#### Task goal
The goal here is an exact copy of the entries below, without their pictures.

+++ Materials provided +++

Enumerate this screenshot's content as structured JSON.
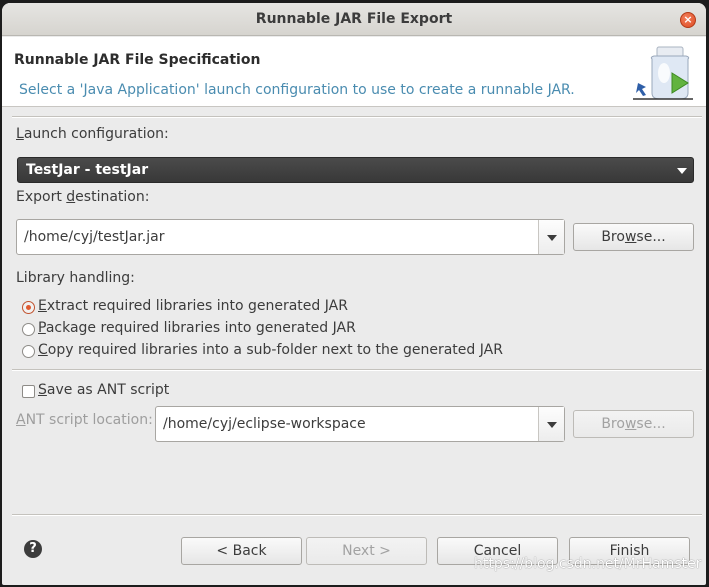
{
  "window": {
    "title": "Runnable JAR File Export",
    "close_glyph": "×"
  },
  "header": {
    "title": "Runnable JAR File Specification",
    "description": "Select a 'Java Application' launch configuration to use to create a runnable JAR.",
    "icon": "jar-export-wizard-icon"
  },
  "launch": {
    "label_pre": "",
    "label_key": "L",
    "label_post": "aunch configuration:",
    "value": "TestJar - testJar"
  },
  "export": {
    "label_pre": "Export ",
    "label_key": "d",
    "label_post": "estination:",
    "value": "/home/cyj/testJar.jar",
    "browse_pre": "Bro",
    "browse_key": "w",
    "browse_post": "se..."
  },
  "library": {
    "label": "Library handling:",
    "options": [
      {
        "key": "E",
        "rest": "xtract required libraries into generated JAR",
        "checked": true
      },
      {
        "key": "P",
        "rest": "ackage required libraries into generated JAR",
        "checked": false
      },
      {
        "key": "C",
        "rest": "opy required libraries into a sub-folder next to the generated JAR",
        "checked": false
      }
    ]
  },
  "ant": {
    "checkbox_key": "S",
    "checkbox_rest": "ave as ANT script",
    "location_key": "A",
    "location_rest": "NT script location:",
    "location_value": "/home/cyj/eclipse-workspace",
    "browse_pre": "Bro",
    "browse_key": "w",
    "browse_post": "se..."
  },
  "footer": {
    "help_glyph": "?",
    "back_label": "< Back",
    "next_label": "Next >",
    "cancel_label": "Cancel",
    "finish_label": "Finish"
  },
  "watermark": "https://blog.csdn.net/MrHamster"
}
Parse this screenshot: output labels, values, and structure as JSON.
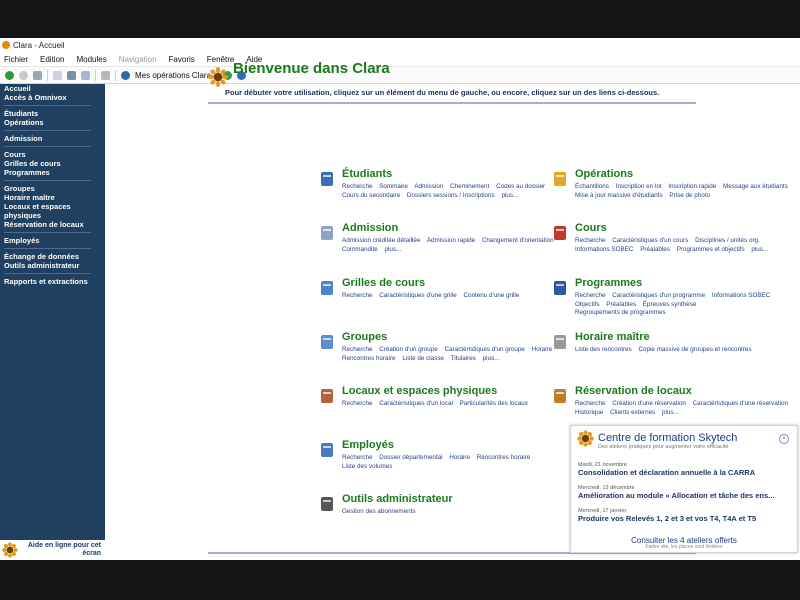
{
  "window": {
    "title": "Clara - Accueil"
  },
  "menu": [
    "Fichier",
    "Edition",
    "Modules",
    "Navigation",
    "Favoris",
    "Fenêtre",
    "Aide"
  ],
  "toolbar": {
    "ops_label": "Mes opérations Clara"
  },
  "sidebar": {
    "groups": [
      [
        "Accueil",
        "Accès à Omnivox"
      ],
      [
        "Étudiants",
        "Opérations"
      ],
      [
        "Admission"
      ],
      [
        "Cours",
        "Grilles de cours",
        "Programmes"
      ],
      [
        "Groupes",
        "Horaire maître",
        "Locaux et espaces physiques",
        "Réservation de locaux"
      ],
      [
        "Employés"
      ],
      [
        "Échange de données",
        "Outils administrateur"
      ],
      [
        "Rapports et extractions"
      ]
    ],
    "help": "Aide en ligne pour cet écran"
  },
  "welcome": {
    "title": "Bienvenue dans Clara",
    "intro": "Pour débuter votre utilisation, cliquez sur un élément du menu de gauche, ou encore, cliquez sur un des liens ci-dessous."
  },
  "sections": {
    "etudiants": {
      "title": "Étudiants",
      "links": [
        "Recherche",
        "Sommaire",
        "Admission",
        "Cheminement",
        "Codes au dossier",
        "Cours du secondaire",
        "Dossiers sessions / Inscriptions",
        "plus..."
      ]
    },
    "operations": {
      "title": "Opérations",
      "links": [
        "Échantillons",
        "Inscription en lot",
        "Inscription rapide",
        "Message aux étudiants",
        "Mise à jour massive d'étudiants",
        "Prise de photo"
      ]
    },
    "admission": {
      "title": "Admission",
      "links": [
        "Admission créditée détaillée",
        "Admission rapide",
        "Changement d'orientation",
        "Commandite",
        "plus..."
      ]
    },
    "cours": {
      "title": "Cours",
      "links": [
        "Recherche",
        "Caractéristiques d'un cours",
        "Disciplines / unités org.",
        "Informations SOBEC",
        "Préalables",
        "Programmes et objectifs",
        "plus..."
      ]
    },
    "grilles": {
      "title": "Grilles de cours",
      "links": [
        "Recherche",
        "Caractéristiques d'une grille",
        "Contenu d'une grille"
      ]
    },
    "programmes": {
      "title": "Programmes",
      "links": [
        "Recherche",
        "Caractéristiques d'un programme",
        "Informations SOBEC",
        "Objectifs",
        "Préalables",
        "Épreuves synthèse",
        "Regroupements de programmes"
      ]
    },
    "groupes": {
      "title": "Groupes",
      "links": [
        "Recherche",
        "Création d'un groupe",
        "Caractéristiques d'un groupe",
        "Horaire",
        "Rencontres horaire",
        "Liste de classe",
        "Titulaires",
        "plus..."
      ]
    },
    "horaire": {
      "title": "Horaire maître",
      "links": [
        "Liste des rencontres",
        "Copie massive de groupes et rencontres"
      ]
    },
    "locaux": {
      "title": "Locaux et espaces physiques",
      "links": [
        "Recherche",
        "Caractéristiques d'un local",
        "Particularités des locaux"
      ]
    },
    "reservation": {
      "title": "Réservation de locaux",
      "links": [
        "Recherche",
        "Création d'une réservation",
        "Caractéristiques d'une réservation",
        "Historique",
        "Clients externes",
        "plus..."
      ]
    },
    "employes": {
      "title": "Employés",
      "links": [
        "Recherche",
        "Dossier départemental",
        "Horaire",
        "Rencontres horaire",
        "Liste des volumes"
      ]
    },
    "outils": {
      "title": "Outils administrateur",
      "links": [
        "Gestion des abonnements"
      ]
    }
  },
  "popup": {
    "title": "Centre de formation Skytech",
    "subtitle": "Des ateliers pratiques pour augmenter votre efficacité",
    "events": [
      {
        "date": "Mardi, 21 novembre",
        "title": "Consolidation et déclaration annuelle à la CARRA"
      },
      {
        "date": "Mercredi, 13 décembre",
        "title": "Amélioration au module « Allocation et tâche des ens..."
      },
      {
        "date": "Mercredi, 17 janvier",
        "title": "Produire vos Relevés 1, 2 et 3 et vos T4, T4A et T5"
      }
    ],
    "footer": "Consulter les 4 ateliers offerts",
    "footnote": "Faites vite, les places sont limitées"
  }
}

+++

#### Answer box
Enumerate this screenshot's content as structured JSON.
{
  "window": {
    "title": "Runnable JAR File Export",
    "close_glyph": "×"
  },
  "header": {
    "title": "Runnable JAR File Specification",
    "description": "Select a 'Java Application' launch configuration to use to create a runnable JAR.",
    "icon": "jar-export-wizard-icon"
  },
  "launch": {
    "label_pre": "",
    "label_key": "L",
    "label_post": "aunch configuration:",
    "value": "TestJar - testJar"
  },
  "export": {
    "label_pre": "Export ",
    "label_key": "d",
    "label_post": "estination:",
    "value": "/home/cyj/testJar.jar",
    "browse_pre": "Bro",
    "browse_key": "w",
    "browse_post": "se..."
  },
  "library": {
    "label": "Library handling:",
    "options": [
      {
        "key": "E",
        "rest": "xtract required libraries into generated JAR",
        "checked": true
      },
      {
        "key": "P",
        "rest": "ackage required libraries into generated JAR",
        "checked": false
      },
      {
        "key": "C",
        "rest": "opy required libraries into a sub-folder next to the generated JAR",
        "checked": false
      }
    ]
  },
  "ant": {
    "checkbox_key": "S",
    "checkbox_rest": "ave as ANT script",
    "location_key": "A",
    "location_rest": "NT script location:",
    "location_value": "/home/cyj/eclipse-workspace",
    "browse_pre": "Bro",
    "browse_key": "w",
    "browse_post": "se..."
  },
  "footer": {
    "help_glyph": "?",
    "back_label": "< Back",
    "next_label": "Next >",
    "cancel_label": "Cancel",
    "finish_label": "Finish"
  },
  "watermark": "https://blog.csdn.net/MrHamster"
}
Parse this screenshot: output labels, values, and structure as JSON.
{
  "window": {
    "title": "Clara - Accueil"
  },
  "menu": [
    "Fichier",
    "Edition",
    "Modules",
    "Navigation",
    "Favoris",
    "Fenêtre",
    "Aide"
  ],
  "toolbar": {
    "ops_label": "Mes opérations Clara"
  },
  "sidebar": {
    "groups": [
      [
        "Accueil",
        "Accès à Omnivox"
      ],
      [
        "Étudiants",
        "Opérations"
      ],
      [
        "Admission"
      ],
      [
        "Cours",
        "Grilles de cours",
        "Programmes"
      ],
      [
        "Groupes",
        "Horaire maître",
        "Locaux et espaces physiques",
        "Réservation de locaux"
      ],
      [
        "Employés"
      ],
      [
        "Échange de données",
        "Outils administrateur"
      ],
      [
        "Rapports et extractions"
      ]
    ],
    "help": "Aide en ligne pour cet écran"
  },
  "welcome": {
    "title": "Bienvenue dans Clara",
    "intro": "Pour débuter votre utilisation, cliquez sur un élément du menu de gauche, ou encore, cliquez sur un des liens ci-dessous."
  },
  "sections": {
    "etudiants": {
      "title": "Étudiants",
      "links": [
        "Recherche",
        "Sommaire",
        "Admission",
        "Cheminement",
        "Codes au dossier",
        "Cours du secondaire",
        "Dossiers sessions / Inscriptions",
        "plus..."
      ]
    },
    "operations": {
      "title": "Opérations",
      "links": [
        "Échantillons",
        "Inscription en lot",
        "Inscription rapide",
        "Message aux étudiants",
        "Mise à jour massive d'étudiants",
        "Prise de photo"
      ]
    },
    "admission": {
      "title": "Admission",
      "links": [
        "Admission créditée détaillée",
        "Admission rapide",
        "Changement d'orientation",
        "Commandite",
        "plus..."
      ]
    },
    "cours": {
      "title": "Cours",
      "links": [
        "Recherche",
        "Caractéristiques d'un cours",
        "Disciplines / unités org.",
        "Informations SOBEC",
        "Préalables",
        "Programmes et objectifs",
        "plus..."
      ]
    },
    "grilles": {
      "title": "Grilles de cours",
      "links": [
        "Recherche",
        "Caractéristiques d'une grille",
        "Contenu d'une grille"
      ]
    },
    "programmes": {
      "title": "Programmes",
      "links": [
        "Recherche",
        "Caractéristiques d'un programme",
        "Informations SOBEC",
        "Objectifs",
        "Préalables",
        "Épreuves synthèse",
        "Regroupements de programmes"
      ]
    },
    "groupes": {
      "title": "Groupes",
      "links": [
        "Recherche",
        "Création d'un groupe",
        "Caractéristiques d'un groupe",
        "Horaire",
        "Rencontres horaire",
        "Liste de classe",
        "Titulaires",
        "plus..."
      ]
    },
    "horaire": {
      "title": "Horaire maître",
      "links": [
        "Liste des rencontres",
        "Copie massive de groupes et rencontres"
      ]
    },
    "locaux": {
      "title": "Locaux et espaces physiques",
      "links": [
        "Recherche",
        "Caractéristiques d'un local",
        "Particularités des locaux"
      ]
    },
    "reservation": {
      "title": "Réservation de locaux",
      "links": [
        "Recherche",
        "Création d'une réservation",
        "Caractéristiques d'une réservation",
        "Historique",
        "Clients externes",
        "plus..."
      ]
    },
    "employes": {
      "title": "Employés",
      "links": [
        "Recherche",
        "Dossier départemental",
        "Horaire",
        "Rencontres horaire",
        "Liste des volumes"
      ]
    },
    "outils": {
      "title": "Outils administrateur",
      "links": [
        "Gestion des abonnements"
      ]
    }
  },
  "popup": {
    "title": "Centre de formation Skytech",
    "subtitle": "Des ateliers pratiques pour augmenter votre efficacité",
    "events": [
      {
        "date": "Mardi, 21 novembre",
        "title": "Consolidation et déclaration annuelle à la CARRA"
      },
      {
        "date": "Mercredi, 13 décembre",
        "title": "Amélioration au module « Allocation et tâche des ens..."
      },
      {
        "date": "Mercredi, 17 janvier",
        "title": "Produire vos Relevés 1, 2 et 3 et vos T4, T4A et T5"
      }
    ],
    "footer": "Consulter les 4 ateliers offerts",
    "footnote": "Faites vite, les places sont limitées"
  }
}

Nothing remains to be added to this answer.